BRODTMANN: The ones that I have read – and that’s about half of them – have all been from national institutions and from the friends of the national institutions. Some of those submissions have been really powerful. The stand out for me was from the Friends of the National Film and Sound Archive. An incredibly well researched piece – very well analysed and very well argued. So we’ve got the friends, the Greens have made a submission, the national institutions, and the government agencies. They’re the ones I’ve read so far.
TCHILINGUIRIAN: Is there any fear that anything – any of our national institutions – will be scaled back as a result of this inquiry?
BRODTMANN: I can’t see that happening. Today was a beautiful day in so many ways. It was just the Chair and myself. Ben studied here at the ANU – he’s a former bus driver here, he was an ACTION bus driver while he was studying – so as I said to others, he knows every inch of Canberra. He’s loves Canberra – he’s a West Australian – but he loves Canberra.

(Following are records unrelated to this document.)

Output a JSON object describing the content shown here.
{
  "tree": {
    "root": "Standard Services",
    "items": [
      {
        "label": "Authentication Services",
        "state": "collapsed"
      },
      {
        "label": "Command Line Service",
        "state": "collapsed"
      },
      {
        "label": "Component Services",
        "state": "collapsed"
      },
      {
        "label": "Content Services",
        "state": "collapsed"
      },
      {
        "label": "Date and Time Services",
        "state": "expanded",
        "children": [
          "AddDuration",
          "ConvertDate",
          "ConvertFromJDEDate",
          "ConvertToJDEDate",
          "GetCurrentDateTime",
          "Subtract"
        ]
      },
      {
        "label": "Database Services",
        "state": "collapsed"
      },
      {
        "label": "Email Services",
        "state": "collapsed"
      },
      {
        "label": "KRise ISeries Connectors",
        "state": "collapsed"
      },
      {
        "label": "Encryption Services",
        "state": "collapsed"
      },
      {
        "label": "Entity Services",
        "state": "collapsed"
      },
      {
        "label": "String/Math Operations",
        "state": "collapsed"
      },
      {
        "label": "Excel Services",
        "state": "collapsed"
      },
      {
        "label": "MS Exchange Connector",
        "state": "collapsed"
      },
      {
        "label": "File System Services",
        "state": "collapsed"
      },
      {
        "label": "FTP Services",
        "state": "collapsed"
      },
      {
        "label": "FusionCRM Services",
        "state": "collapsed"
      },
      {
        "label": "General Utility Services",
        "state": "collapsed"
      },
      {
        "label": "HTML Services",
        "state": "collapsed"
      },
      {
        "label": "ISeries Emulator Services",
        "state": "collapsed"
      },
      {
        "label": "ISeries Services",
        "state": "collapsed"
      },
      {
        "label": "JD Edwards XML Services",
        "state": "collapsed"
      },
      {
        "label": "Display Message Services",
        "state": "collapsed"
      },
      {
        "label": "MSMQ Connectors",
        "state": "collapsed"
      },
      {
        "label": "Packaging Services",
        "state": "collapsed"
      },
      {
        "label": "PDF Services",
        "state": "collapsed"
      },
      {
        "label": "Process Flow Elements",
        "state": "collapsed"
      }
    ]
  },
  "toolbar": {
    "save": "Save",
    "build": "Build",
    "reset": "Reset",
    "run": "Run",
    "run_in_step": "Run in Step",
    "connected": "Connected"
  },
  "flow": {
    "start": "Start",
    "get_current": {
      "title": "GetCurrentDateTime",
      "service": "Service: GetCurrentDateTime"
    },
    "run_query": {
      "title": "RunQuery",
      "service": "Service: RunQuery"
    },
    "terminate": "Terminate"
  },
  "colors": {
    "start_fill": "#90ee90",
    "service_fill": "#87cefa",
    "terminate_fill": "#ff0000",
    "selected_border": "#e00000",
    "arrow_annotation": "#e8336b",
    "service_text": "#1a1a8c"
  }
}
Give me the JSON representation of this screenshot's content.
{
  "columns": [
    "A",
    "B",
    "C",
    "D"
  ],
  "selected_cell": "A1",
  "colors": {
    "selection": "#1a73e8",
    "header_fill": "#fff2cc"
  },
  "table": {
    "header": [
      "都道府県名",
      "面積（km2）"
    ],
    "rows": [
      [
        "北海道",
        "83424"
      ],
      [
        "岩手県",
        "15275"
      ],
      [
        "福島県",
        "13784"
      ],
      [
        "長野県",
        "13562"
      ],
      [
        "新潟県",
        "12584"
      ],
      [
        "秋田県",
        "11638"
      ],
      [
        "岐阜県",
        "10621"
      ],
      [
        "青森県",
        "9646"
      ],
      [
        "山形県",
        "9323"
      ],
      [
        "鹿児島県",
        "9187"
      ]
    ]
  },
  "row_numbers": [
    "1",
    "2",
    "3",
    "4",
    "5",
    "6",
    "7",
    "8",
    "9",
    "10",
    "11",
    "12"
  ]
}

TCHILINGUIRIAN: I spoke to him when the inquiry was first announced and he talked about how he loves bringing his son over to visit Questacon and how important it is to have these institutions in the nation’s capital. I know that day, people raised with me the concern – is this an excuse by the Federal Government or politicians to scale things back here. And hopefully that’s not the case.
BRODTMANN: As I said, I initiated the inquiry and I’m in Opposition. I initiated the inquiry because it’s been ten years since we’ve taken a close look at the national institutions. A lot has changed in that ten years – particularly on the social media front – and particularly on the digitisation of the national institutions and the way we engage – the sort of immersive technology that you now experience at national institutions overseas. So a lot has changed. The funding cuts have had an impact, the staffing cuts have had an impact. It was well and truly overdue, it is well and truly time to have a look at the national institutions, which is why I initiated it.
From the conversations today, it was as I said – and I know that beautiful gets bandied around – it was just a wonderful day just to reflect on how blessed we are to have these national institutions in our country, in our nation’s capital, in our wonderful Canberra, that are run by a group of volunteers and paid workers who are so committed and so passionate about actually talking and showcasing our national identity. We are blessed.
It was a wonderful day to have those broad philosophical conversations about access. The National Portrait Gallery were talking about the National Gallery in London, The House of Commons set that up in 1824, in Trafalgar Square – with the express purpose of allowing people from East London, from low socio-economic backgrounds to access it by walking, and for those who lived in the richer suburbs could catch a carriage there. The whole intent of that gallery – it was free then and it’s still free today – was so it could be accessible to everyone.
There is that notion of democracy, there is that notion of access, and there is that notion of equality that really is a philosophy that is driving our national institutions and all those who work there.
TCHILINGUIRIAN: Well, I’ll be looking forward to seeing what happens with the outcome of this inquiry. Thank you very much for coming in and talking about it. When is it due?
BRODTMANN: We’ve got a way yet – we’ve got a lot more hearings.
TCHILINGUIRIAN: All the best with it, we might touch base again soon.
BRODTMANN: Thank you.
TCHILINGUIRIAN: That is the Labor Member for Canberra, Gai Brodtmann, who is also the Deputy Chair of the Inquiry into national institutions.